    The next day, after a morning of biking around the bluffs of Keuka Lake, we had lunch on an outdoor deck overlooking the narrow northern part of the lake at Heron Hill Winery. The Blue Heron café takes full advantage of its locale nestled amidst the farmland to offer local seasonal fruit over field greens and a caprese salad with large fresh tomatoes. There's also an ahi tuna dish served on a bed of seaweed salad, and a lobster roll, chockfull of Maine lobster meat, that could rival any roll I've come across in Boston.
    Oh yes, then there's the wine found next door in one of the Top 10 wine tasting rooms in the world according to a recent story in Travel & Leisure. Walk in and peer at the wooden ceiling and you feel like you're inside an oak barrel. We started with the Ingle Vineyard Riesling, with crisp hints of apple, then moved on to the sweeter semi-dry Riesling, their number one seller. The creme de la creme, however, was the 2006 Ingle Vineyard Late Harvest Riesling, a dessert wine not too sweet, yet creamy enough to garner a rating of 90 in Wine Spectator.
    My last stop was nearby at Dr. Frank's Vinifera Wine Cellars to pay homage to the man who had the audacity to plant vineyards of Riesling and Gewurztraminer in Eastern United and the perseverance to see it pay off.

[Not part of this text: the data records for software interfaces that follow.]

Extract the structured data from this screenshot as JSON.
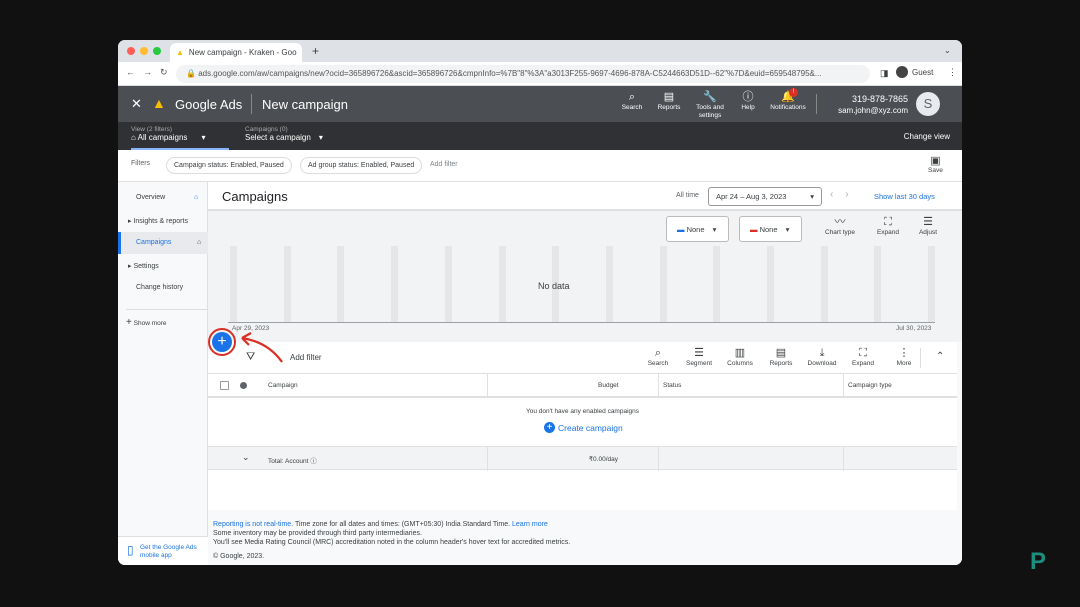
{
  "browser": {
    "tab_title": "New campaign - Kraken - Goo",
    "url": "ads.google.com/aw/campaigns/new?ocid=365896726&ascid=365896726&cmpnInfo=%7B\"8\"%3A\"a3013F255-9697-4696-878A-C5244663D51D--62\"%7D&euid=659548795&...",
    "profile": "Guest"
  },
  "header": {
    "product": "Google Ads",
    "page_title": "New campaign",
    "search": "Search",
    "reports": "Reports",
    "tools": "Tools and settings",
    "help": "Help",
    "notifications": "Notifications",
    "notif_badge": "!",
    "phone": "319-878-7865",
    "email": "sam.john@xyz.com",
    "avatar": "S"
  },
  "subheader": {
    "view_label": "View (2 filters)",
    "view_value": "All campaigns",
    "campaigns_label": "Campaigns (0)",
    "campaigns_value": "Select a campaign",
    "change_view": "Change view"
  },
  "filters": {
    "label": "Filters",
    "chips": [
      "Campaign status: Enabled, Paused",
      "Ad group status: Enabled, Paused"
    ],
    "add": "Add filter",
    "save": "Save"
  },
  "sidebar": {
    "items": [
      "Overview",
      "Insights & reports",
      "Campaigns",
      "Settings",
      "Change history"
    ],
    "show_more": "Show more",
    "app_promo": "Get the Google Ads mobile app"
  },
  "main": {
    "title": "Campaigns",
    "all_time": "All time",
    "date_range": "Apr 24 – Aug 3, 2023",
    "show_last": "Show last 30 days"
  },
  "chart": {
    "metric1": "None",
    "metric2": "None",
    "chart_type": "Chart type",
    "expand": "Expand",
    "adjust": "Adjust",
    "no_data": "No data",
    "x_start": "Apr 29, 2023",
    "x_end": "Jul 30, 2023",
    "color1": "#1a73e8",
    "color2": "#d93025"
  },
  "table": {
    "add_filter": "Add filter",
    "tools": [
      "Search",
      "Segment",
      "Columns",
      "Reports",
      "Download",
      "Expand",
      "More"
    ],
    "columns": [
      "Campaign",
      "Budget",
      "Status",
      "Campaign type"
    ],
    "empty": "You don't have any enabled campaigns",
    "create": "Create campaign",
    "total_label": "Total: Account",
    "total_budget": "₹0.00/day"
  },
  "footer": {
    "link1": "Reporting is not real-time.",
    "line1": " Time zone for all dates and times: (GMT+05:30) India Standard Time. ",
    "link2": "Learn more",
    "line2": "Some inventory may be provided through third party intermediaries.",
    "line3": "You'll see Media Rating Council (MRC) accreditation noted in the column header's hover text for accredited metrics.",
    "copyright": "© Google, 2023."
  }
}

He created America's first Riesling in 1962 and ever since, the winery has been reaping accolades.  The New York Times, Time Magazine and many other publications have named Dr. Frank's the finest Riesling in America and, in 2009, the winery has already won 45 gold medals at wine shows across the globe. His grandson, Fred, is now in charge of the oldest vineyards this side of the Mississippi River.

    Certainly try the Riesling, but then move on to the delicious Rkatsiteli, a white wine that stems from the Republic of Georgia. The 2007 semi-dry Riesling was the best I've ever tried, not nearly as cloying as other semi-drys. Also unexpected was the complexity of the 2007 Pinot Noir, with a nose that rivals the pinots of the West Coast. Finally, end with a taste of the late harvest Riesling, "nectar of the gods," as Fred says. I have to agree.

In his former life when print was king, STEVE JERMANOK was a
columnist on the arts for Boston Magazine, a contributing editor for
Art & Antiques, and guest editor of the arts issue for the Boston
Globe Sunday Magazine. Now he's happy to share his passion with the
readers of Everett Potter's Travel Report. Reach Steve at his blog,
Active Travels.

Previous post

Haifa Wants More Respect, Part II

Next post

5 Ways to Make Europe More Affordable